If you have been issued with a disciplinary sanction or been fired, you have the right of appeal.
Whether you appeal or not will depend on what the disciplinary sanction is and why it has been issued. You should only really appeal if you feel that the sanction is unduly harsh or if you consider your employer has breached either its internal policies and procedures or the laws of natural justice, as set out in the ACAS Code of Practice.
If, for instance, you have been issued with a written warning for accessing porn at work (yes, it has been known to happen), you might want to appeal if you believe the company did not follow its own internal disciplinary procedure or if you feel that the sanction was unduly harsh because, for instance, your employer did not take into account your previous unblemished record.
If you decide to appeal, remember you will need to cite your reasons for appealing. There is not much point appealing just because you don’t agree with the disciplinary sanction. You must have a reason.

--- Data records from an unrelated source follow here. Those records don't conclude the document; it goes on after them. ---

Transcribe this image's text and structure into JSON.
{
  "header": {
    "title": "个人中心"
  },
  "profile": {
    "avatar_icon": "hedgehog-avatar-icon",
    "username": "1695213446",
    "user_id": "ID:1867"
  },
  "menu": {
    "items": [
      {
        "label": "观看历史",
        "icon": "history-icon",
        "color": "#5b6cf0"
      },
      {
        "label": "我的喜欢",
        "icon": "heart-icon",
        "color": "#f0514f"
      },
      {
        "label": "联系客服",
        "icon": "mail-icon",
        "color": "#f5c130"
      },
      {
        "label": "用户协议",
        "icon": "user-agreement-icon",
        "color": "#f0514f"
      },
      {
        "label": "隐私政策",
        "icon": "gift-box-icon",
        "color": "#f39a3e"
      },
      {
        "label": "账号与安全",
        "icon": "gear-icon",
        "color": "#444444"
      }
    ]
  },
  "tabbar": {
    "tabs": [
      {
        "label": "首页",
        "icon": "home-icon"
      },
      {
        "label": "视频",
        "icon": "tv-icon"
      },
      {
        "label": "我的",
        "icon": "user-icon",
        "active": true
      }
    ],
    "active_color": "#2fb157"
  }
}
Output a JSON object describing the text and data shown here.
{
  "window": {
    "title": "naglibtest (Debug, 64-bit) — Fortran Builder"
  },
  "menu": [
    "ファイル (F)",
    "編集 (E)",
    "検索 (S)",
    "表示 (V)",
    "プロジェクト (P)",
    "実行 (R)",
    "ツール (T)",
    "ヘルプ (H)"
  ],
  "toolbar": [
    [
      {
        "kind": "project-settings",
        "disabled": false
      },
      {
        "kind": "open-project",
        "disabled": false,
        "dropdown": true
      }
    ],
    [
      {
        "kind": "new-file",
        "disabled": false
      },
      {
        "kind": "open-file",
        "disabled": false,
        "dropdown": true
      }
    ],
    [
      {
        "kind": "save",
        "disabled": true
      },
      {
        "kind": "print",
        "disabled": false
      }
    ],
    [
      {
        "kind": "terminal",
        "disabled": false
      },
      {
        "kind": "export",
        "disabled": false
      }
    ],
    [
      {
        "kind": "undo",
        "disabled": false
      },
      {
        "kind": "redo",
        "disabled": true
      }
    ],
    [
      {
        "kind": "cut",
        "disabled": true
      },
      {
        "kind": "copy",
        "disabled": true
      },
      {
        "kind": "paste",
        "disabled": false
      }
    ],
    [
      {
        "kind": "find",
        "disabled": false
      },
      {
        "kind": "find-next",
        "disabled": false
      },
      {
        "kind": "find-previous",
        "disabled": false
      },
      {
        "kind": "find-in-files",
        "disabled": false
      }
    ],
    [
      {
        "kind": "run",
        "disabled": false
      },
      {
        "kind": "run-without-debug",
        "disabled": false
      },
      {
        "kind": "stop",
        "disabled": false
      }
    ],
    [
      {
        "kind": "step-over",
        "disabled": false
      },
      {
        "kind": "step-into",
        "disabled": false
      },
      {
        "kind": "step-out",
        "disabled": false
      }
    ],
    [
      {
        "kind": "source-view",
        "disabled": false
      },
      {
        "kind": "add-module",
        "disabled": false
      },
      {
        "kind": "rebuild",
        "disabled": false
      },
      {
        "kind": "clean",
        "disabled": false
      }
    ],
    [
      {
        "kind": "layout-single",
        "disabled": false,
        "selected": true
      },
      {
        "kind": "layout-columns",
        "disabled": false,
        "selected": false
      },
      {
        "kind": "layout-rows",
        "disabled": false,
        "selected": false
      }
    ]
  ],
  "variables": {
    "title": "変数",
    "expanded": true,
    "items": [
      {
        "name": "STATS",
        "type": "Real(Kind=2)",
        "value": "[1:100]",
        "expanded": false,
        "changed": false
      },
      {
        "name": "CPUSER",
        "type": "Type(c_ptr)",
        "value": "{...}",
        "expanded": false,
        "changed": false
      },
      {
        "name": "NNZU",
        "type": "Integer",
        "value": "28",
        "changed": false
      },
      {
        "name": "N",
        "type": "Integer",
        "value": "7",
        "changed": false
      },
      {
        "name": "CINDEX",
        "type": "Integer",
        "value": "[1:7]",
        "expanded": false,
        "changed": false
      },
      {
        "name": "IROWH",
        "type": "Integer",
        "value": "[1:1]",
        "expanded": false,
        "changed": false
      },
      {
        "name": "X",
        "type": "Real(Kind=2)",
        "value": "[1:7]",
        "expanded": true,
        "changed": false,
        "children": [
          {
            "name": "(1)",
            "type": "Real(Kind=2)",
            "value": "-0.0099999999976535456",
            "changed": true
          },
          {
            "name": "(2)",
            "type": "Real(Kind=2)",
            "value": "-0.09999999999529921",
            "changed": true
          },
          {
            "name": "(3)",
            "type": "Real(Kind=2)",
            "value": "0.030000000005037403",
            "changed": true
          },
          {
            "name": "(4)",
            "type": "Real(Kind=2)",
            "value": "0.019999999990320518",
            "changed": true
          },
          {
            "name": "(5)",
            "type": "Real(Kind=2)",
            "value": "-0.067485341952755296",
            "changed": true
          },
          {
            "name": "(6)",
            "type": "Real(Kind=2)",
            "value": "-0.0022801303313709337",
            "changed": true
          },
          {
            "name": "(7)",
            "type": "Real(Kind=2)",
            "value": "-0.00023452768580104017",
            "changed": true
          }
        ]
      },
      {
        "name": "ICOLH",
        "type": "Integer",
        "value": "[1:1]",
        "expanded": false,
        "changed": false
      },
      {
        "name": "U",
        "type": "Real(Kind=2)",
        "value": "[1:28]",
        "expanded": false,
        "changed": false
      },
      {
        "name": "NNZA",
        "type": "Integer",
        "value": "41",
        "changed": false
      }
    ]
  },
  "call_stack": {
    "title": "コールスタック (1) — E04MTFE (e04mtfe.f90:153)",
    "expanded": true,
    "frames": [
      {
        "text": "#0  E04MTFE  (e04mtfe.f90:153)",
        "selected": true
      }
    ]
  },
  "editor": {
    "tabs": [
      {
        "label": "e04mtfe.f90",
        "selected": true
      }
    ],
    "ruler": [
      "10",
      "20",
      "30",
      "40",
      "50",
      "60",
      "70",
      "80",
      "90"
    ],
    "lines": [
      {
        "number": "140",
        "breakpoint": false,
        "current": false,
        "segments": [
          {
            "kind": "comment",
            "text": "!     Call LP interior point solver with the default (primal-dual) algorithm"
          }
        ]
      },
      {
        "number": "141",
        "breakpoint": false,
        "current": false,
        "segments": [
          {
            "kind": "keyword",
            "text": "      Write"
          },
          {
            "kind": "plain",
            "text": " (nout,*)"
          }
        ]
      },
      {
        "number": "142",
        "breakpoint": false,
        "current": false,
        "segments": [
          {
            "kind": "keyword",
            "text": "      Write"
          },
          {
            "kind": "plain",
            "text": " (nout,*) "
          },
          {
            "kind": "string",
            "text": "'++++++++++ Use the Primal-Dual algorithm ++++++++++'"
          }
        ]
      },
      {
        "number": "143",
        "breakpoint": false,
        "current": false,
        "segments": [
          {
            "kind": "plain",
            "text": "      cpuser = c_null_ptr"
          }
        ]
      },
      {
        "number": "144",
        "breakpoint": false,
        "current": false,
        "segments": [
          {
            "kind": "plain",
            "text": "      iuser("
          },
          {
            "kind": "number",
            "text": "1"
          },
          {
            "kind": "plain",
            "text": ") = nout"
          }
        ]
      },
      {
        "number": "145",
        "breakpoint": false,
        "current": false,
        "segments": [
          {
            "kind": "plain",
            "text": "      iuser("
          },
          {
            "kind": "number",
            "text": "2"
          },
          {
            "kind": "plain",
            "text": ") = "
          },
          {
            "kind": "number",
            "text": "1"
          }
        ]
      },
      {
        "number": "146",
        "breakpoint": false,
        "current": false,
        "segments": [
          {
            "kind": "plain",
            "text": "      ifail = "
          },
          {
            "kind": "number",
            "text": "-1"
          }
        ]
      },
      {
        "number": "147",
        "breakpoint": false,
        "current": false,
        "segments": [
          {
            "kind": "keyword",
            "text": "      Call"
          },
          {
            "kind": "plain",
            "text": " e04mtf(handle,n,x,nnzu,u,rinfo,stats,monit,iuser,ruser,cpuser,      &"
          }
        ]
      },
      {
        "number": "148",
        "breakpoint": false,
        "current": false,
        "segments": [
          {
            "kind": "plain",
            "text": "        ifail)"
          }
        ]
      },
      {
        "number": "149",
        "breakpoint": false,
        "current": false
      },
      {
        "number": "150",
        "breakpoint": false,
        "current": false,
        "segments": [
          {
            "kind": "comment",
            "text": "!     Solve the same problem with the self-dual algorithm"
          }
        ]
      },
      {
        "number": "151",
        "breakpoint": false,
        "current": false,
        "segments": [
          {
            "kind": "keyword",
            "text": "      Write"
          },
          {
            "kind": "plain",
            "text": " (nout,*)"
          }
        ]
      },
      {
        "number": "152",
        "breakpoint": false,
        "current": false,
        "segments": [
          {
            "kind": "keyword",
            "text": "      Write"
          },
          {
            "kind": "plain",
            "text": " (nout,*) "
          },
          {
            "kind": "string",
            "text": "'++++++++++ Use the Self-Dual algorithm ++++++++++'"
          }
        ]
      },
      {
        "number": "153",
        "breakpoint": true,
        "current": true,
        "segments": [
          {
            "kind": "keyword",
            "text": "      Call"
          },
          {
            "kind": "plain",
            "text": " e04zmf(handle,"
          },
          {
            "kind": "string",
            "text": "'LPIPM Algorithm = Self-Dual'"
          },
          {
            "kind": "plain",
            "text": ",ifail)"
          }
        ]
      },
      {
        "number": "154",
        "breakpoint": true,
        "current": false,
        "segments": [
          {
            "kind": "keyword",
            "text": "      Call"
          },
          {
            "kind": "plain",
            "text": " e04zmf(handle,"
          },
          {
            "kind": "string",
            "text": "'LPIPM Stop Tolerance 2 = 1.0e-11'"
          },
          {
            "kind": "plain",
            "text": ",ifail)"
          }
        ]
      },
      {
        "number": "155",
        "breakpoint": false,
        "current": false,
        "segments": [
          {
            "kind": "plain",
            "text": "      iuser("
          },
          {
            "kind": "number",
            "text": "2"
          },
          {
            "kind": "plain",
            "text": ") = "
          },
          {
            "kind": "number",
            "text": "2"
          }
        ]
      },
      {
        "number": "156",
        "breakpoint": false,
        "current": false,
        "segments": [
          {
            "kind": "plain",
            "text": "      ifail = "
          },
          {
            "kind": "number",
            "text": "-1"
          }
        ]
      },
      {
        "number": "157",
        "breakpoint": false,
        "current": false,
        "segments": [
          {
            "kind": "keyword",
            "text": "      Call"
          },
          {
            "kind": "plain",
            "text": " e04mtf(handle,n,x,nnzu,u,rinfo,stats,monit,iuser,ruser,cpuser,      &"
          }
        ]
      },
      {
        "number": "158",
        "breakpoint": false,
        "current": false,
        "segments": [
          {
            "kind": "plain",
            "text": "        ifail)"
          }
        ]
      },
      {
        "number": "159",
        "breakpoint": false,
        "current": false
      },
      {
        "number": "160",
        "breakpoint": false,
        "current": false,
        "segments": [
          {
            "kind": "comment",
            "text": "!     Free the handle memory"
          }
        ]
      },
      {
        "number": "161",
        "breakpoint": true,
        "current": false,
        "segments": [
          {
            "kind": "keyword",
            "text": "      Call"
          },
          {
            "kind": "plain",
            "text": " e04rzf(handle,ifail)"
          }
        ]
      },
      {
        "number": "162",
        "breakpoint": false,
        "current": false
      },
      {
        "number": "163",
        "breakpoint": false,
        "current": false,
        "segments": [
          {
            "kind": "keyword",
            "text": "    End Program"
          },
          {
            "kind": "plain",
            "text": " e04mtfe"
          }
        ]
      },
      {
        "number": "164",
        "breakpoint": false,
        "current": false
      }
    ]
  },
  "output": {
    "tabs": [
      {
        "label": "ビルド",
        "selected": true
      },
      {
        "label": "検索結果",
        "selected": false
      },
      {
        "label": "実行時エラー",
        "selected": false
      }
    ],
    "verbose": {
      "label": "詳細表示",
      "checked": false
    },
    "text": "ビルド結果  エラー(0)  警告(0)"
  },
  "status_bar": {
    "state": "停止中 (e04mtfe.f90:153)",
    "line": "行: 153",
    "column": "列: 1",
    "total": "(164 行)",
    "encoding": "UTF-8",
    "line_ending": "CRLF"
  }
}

And yes, appealing because you intend to sue your employer for firing you is one such reason.